Brunner and Marmot (see Chapter 2 in Social determinants of health, ed M. Marmot & R.G. Wilkinson, OUP, 1999) have proposed some very clear and simple models of the links between social structures and health outcomes, mostly applied to cardiovascular diseases:
Fig. 2.2 Social determinants of health. The model links social structure to health and disease via material, psychosocial and behavioural pathways. Genetic, early life, and cultural factors are further important influences on population health.
Brunner & Marmot focus largely on the biological pathways:
Some of the discussion concerns whether to attempt to draw a model for all-cause mortality, or whether it is better to focus on particular diseases. The latter becomes especially relevant when considering the biological end of the causal chain.
Here is an example of Brunner & Marmot's thinking on CVD causation:
Marmot (bless him!) has also distinguished himself by re-awakening interest in Geoffrey Rose's ideas on population versus high risk interventions. Marmot summarized Rose: "The individual level of analysis may be appropriate for understanding how individuals may be affected but may miss the operation of social causes. Amartya Sen has argued that famines do not occur in countries with well functioning democracies. How would a study of why one starving child in a refugee camp died more slowly than another help with this insight?"

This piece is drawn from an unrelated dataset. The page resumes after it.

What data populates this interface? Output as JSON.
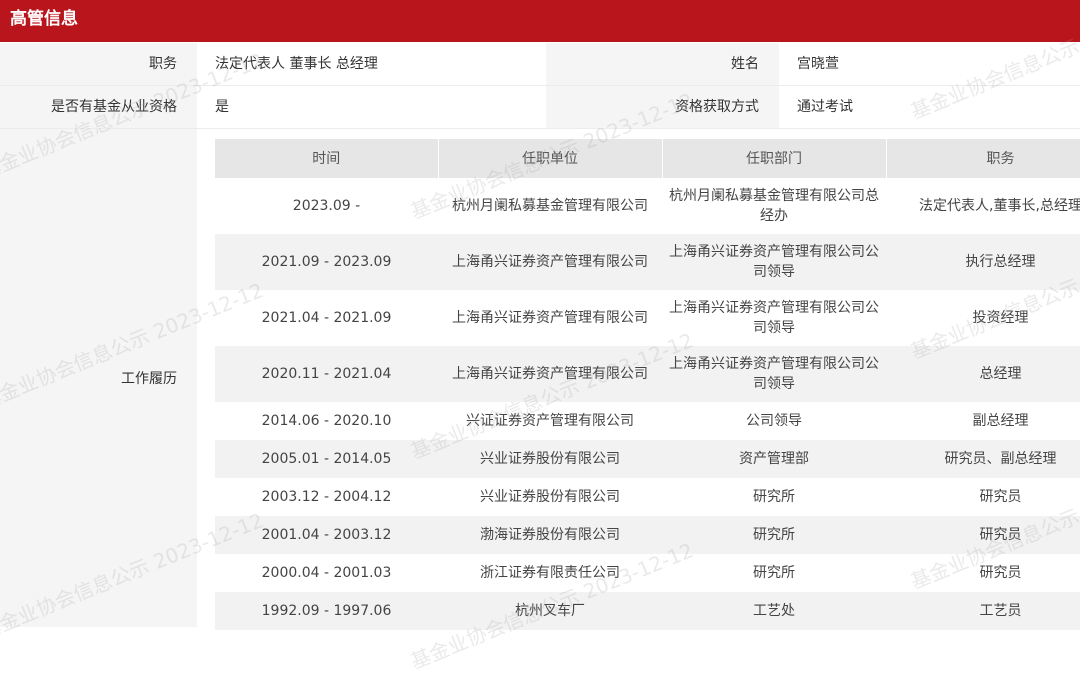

"The determinants of individual differences in risk may be different from the determinants of differences between social groups. This accounts for reluctance to apply the term inequality, as economists do, to individual differences in health. Rose developed the ideas in this classic paper into his brilliantly clear book, Strategy of preventive medicine. His conclusion was: The primary determinants of disease are mainly economic and social, and therefore its remedies must also be economic and social' .